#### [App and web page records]
.....
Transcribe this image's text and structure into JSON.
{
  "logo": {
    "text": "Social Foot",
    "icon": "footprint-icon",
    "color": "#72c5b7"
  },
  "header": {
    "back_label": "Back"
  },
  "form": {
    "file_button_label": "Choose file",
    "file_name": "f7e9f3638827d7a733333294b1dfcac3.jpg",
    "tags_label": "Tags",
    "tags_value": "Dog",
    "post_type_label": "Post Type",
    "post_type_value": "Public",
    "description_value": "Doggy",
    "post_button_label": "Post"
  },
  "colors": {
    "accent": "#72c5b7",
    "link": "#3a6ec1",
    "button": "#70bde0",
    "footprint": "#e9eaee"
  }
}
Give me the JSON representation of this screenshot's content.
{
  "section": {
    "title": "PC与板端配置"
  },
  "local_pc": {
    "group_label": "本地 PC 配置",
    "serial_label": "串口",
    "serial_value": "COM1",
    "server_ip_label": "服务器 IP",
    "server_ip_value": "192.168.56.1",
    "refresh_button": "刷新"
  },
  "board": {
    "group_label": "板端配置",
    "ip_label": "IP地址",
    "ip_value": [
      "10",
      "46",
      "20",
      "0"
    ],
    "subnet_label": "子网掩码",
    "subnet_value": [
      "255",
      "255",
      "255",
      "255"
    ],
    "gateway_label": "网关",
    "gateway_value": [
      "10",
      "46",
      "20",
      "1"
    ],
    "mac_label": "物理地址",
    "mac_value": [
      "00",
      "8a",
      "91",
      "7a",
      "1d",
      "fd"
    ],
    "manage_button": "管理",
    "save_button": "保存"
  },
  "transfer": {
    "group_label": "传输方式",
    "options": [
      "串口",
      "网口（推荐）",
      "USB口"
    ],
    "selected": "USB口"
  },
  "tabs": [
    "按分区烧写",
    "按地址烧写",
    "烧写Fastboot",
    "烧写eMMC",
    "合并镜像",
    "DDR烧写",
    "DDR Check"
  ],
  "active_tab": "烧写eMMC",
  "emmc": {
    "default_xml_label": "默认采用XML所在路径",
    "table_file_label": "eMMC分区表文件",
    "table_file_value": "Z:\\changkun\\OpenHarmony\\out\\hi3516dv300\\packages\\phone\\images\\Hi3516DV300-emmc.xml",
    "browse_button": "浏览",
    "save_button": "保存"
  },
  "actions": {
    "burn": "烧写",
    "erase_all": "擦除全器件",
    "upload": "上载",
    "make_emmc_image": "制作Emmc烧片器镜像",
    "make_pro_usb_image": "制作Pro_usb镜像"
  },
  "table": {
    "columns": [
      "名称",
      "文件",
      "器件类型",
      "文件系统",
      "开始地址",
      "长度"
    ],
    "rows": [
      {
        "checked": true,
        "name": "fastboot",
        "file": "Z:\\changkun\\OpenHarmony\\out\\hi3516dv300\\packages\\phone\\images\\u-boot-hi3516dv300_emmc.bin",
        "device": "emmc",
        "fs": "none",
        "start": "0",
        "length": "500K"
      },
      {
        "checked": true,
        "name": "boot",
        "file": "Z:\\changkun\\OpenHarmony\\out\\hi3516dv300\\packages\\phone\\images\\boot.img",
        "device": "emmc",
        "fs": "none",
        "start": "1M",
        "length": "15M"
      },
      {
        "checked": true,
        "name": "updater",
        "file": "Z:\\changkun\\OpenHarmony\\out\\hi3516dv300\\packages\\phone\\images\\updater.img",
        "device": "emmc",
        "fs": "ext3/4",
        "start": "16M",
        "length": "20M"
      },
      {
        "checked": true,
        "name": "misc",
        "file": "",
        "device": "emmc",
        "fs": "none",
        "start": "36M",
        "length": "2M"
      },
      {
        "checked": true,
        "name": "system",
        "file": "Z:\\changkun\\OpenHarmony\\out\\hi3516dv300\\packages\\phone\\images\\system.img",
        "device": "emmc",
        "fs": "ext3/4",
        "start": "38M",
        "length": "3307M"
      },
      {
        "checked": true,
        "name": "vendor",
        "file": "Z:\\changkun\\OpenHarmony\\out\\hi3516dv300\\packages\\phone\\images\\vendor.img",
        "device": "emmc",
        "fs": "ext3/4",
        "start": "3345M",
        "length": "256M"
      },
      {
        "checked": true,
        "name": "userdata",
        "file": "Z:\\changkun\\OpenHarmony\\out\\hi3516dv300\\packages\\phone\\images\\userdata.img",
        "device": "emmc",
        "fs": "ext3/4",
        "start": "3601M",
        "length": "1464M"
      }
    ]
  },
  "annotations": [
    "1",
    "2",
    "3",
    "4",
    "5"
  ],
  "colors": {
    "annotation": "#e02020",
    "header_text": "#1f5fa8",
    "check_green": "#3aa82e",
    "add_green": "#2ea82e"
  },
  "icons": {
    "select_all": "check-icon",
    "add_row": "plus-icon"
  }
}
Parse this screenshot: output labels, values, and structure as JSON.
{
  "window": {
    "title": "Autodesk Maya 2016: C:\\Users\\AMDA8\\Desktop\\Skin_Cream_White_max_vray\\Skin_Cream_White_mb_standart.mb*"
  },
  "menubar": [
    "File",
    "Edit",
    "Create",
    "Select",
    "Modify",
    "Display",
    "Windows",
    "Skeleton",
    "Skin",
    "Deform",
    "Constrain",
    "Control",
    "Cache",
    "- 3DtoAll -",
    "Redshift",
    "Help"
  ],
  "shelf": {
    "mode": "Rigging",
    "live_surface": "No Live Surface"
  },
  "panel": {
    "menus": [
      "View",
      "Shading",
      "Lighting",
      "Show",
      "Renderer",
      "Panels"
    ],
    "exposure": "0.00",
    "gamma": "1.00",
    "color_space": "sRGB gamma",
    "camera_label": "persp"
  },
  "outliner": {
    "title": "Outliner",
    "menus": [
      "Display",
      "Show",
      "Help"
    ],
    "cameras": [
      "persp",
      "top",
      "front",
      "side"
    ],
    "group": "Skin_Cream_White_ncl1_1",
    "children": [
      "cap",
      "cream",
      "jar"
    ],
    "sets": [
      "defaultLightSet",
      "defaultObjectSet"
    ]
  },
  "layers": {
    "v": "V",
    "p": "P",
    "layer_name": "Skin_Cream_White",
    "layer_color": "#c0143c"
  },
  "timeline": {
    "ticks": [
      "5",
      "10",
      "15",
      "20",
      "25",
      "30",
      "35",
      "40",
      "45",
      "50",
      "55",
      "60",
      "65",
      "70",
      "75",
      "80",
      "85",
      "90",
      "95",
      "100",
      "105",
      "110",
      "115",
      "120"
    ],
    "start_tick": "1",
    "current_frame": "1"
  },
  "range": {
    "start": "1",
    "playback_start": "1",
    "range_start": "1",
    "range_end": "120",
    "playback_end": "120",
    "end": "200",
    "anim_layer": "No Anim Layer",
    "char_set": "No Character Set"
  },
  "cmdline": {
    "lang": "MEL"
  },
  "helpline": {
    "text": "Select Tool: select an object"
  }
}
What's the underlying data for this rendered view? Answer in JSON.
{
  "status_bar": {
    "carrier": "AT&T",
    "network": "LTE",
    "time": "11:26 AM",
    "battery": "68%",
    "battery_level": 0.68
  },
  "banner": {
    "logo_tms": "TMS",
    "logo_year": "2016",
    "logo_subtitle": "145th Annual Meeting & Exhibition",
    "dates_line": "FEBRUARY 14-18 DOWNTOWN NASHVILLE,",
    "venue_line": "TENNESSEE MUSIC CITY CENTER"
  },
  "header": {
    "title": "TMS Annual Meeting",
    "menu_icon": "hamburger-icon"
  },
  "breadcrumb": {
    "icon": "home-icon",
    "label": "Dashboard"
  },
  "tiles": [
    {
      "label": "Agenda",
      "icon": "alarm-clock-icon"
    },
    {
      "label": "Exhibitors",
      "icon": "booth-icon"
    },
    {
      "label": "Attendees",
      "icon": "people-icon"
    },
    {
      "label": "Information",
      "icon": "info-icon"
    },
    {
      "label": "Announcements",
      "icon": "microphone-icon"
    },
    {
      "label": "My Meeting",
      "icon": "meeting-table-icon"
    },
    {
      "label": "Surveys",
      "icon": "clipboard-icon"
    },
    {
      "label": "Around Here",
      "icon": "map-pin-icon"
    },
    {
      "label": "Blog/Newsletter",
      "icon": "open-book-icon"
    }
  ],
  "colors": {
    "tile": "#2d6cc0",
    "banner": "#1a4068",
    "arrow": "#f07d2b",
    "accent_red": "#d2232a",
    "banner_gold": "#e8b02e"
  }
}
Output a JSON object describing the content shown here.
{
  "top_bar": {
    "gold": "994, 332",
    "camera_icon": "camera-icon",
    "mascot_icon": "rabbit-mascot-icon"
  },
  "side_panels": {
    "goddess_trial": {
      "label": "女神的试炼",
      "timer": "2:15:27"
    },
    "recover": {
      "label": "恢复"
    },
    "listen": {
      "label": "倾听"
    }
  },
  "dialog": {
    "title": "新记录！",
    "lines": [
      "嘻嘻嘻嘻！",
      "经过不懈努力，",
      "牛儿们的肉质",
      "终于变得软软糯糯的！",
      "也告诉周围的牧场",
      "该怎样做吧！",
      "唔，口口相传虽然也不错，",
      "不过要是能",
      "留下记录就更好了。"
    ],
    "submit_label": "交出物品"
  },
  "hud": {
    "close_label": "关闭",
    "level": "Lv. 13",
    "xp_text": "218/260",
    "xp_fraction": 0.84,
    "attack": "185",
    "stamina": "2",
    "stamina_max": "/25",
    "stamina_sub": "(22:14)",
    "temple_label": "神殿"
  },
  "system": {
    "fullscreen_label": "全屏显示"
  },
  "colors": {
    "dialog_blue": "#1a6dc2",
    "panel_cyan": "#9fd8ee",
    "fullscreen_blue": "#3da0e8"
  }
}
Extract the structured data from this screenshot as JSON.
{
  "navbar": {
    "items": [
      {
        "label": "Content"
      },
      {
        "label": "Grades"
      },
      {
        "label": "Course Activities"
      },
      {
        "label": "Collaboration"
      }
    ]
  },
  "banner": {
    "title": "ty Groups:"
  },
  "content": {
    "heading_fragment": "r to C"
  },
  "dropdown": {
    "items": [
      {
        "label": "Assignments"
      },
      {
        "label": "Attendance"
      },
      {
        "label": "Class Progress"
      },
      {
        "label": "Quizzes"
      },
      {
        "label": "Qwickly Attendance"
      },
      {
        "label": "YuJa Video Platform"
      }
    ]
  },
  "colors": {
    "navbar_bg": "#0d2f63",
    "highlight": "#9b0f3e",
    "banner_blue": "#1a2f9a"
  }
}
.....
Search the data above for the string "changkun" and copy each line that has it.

    "table_file_value": "Z:\\changkun\\OpenHarmony\\out\\hi3516dv300\\packages\\phone\\images\\Hi3516DV300-emmc.xml",
        "file": "Z:\\changkun\\OpenHarmony\\out\\hi3516dv300\\packages\\phone\\images\\u-boot-hi3516dv300_emmc.bin",
        "file": "Z:\\changkun\\OpenHarmony\\out\\hi3516dv300\\packages\\phone\\images\\boot.img",
        "file": "Z:\\changkun\\OpenHarmony\\out\\hi3516dv300\\packages\\phone\\images\\updater.img",
        "file": "Z:\\changkun\\OpenHarmony\\out\\hi3516dv300\\packages\\phone\\images\\system.img",
        "file": "Z:\\changkun\\OpenHarmony\\out\\hi3516dv300\\packages\\phone\\images\\vendor.img",
        "file": "Z:\\changkun\\OpenHarmony\\out\\hi3516dv300\\packages\\phone\\images\\userdata.img",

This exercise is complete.